Composer: Anton Bruckner
Orchestra: Los Angeles Philharmonic Orchestra
Conductor: Esa-Pekka Salonen
Number of Discs: 1
Format: APE (image+cue)
Size: 245 MB
01. Symphony No. 4 in E flat (‘Romantic’), WAB 104: 1. Bewegt, nicht zu schnell
02. Symphony No. 4 in E flat (‘Romantic’), WAB 104: 2. Andante quasi allegretto
03. Symphony No. 4 in E flat (‘Romantic’), WAB 104: 3. Scherzo. Bewegt – Trio. Nicht zu schnell. Keinesfalls schleppend
04. Symphony No.
4 in E flat (‘Romantic’), WAB 104: 4. Finale. Bewegt, doch nicht zu schnell
Bruckner at his most lyrical
Much has been made of Bruckner’s hero worship of Wagner and his fascination with that composer’s vast musical dramas and his romantic intensity. It is true that Wagner’s music left its mark on Bruckner’s works but the greatest influence of operas like Tannhauser and Lohengrin are found in Bruckner’s many revisions of his symphonies. What we have in this superbly performed and beautifully recorded multichannel hybrid SACD of Bruckner’s 4th Symphony are the composer’s first thoughts, hence the least Wagnerian of all of his early symphonies. What is revealed is the profound influence of Franz Schubert on Bruckner’s musical vocabulary. A beautiful and plaintive lyricism distinguishes the first two movements, often sounding as if we were listening to a symphony composed by Schubert in middle-age – gloriously alive and taking full advantage of the musical romanticism he’d helped to usher in – rather than having died at age 31. Nagano emphasizes this symphony’s lyricism, its pastoral beauty, even as he engages in typical Brucknerian heaven-storming vastness and musical ruminations about the eternal, traits which are hallmarks of the final two movements.
If you are wedded to familiar versions of this great symphony you may find the differences here to be too difficult to surmount. But committed Brucknerians should be well used to a multiplicity of interpretations of the different versions of the symphonies. One might even find the differences here to be so significant that it becomes easy to imagine this to be a recently unearthed brand new work. However you bridge the psychological barrier, this recording merits your attention. The DSD sound is stunning in its clarity and presence, surpassing the usual distant miking of Bruckner that creates a two-dimensional gauzy wash of sound. The woodwinds and horns have weight and bite. The strings caress the music with a silken sheen reminiscent of the Philadelphia Orchestra’s glory days under Ormandy. The entire orchestra is solidly grounded and surrounded by air, giving the music clarity and organic life.

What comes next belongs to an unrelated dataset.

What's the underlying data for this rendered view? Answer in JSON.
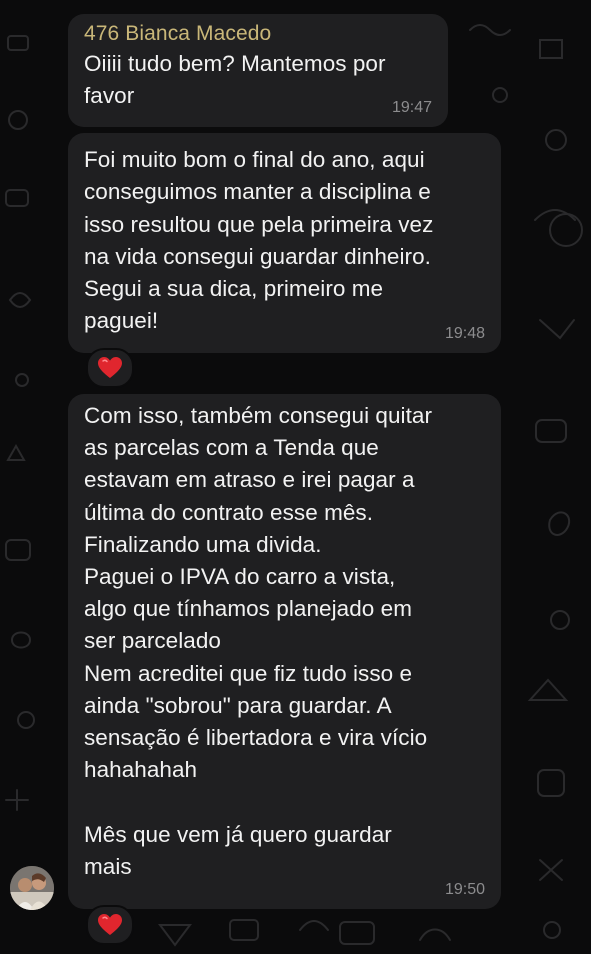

Recorded in 2007 and released two years later it makes one wonder what Sony is up to. Creators of the SACD format, which they introduced in 1999, Sony proceeded to mismanage the new format in every way imaginable. Within five years Sony officially gave-up on an audiophile format whose possibilities were endless given the growth in the home theater market. Releases such as this one make one wonder if Sony (as well as the other major labels, all who have deserted high-resolution recording formats) has been watching the growth and success of labels such as Pentatone and Linn who release all of their recordings on hybrid high-resolution SACDs. Home theater is here to stay and discerning listeners are hungry for well recorded multi-channel audio that breathes life into music, adding so much to the experience of re-creating the concert hall. The technology is here, why not let it blossom?